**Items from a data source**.
============
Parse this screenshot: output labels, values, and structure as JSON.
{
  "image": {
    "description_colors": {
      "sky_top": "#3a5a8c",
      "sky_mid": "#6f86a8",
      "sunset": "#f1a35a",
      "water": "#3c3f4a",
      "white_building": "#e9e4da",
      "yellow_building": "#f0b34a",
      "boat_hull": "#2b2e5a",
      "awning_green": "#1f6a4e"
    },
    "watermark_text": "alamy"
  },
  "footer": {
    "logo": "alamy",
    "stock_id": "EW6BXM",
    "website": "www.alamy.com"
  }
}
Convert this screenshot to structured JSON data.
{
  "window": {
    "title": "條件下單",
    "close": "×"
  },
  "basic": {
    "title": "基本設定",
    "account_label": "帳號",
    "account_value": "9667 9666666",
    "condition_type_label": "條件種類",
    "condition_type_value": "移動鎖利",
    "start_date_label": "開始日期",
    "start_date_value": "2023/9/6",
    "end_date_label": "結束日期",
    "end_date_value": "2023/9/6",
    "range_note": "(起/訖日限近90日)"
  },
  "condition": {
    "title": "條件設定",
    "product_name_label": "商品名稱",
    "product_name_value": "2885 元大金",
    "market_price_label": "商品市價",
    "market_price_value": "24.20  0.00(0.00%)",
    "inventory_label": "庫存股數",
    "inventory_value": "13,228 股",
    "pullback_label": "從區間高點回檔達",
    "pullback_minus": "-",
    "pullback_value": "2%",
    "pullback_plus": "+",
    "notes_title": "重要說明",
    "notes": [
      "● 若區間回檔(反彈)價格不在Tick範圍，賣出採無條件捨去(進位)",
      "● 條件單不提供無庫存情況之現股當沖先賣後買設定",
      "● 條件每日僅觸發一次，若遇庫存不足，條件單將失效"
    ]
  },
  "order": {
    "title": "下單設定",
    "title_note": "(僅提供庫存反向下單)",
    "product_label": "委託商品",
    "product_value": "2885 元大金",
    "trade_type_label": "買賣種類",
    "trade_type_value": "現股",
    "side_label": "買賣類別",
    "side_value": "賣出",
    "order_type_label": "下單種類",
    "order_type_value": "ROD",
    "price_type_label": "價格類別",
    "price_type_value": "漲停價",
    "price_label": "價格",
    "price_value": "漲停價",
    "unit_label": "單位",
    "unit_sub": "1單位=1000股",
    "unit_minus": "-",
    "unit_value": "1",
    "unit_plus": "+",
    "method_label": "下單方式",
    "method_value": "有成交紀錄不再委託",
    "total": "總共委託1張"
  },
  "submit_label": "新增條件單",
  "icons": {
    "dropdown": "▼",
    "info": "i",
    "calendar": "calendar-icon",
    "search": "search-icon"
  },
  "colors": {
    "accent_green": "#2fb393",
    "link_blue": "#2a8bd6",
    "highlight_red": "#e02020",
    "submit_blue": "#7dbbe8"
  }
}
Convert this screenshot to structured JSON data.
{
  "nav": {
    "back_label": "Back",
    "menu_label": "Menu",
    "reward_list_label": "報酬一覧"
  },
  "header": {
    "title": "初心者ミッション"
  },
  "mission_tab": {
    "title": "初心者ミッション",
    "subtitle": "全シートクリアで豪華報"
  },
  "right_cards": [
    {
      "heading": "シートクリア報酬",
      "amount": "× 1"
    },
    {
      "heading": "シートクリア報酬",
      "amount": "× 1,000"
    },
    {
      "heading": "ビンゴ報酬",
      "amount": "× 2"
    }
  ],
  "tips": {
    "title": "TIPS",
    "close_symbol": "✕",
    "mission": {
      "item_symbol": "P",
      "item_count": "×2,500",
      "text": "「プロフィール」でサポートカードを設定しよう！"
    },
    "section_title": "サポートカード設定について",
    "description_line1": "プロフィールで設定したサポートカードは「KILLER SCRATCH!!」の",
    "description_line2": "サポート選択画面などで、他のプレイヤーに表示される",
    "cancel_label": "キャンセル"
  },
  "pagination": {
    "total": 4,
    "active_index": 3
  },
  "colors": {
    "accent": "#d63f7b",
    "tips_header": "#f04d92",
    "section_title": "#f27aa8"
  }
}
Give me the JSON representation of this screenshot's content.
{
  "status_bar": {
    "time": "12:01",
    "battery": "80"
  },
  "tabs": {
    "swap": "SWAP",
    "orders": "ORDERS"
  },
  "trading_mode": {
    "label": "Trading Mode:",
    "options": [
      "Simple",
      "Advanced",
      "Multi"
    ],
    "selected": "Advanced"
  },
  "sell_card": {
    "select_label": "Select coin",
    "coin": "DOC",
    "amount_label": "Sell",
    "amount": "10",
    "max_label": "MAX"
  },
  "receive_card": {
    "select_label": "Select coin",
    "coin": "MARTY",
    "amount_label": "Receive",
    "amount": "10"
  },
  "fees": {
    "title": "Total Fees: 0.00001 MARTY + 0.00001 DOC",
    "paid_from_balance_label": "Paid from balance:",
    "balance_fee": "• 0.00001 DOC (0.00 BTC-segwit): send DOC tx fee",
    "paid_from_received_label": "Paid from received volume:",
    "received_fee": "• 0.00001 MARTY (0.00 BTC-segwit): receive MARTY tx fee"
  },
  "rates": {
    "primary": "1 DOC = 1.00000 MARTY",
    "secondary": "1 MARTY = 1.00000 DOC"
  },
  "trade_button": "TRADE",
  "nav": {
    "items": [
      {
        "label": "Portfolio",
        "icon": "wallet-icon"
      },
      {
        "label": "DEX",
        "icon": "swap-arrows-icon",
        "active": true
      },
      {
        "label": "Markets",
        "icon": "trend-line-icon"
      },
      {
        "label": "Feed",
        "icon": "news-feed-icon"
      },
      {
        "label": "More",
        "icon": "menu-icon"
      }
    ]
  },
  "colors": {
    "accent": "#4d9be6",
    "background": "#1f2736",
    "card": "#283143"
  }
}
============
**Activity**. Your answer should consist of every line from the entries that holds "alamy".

**Your response**.
    "watermark_text": "alamy"
    "logo": "alamy",
    "website": "www.alamy.com"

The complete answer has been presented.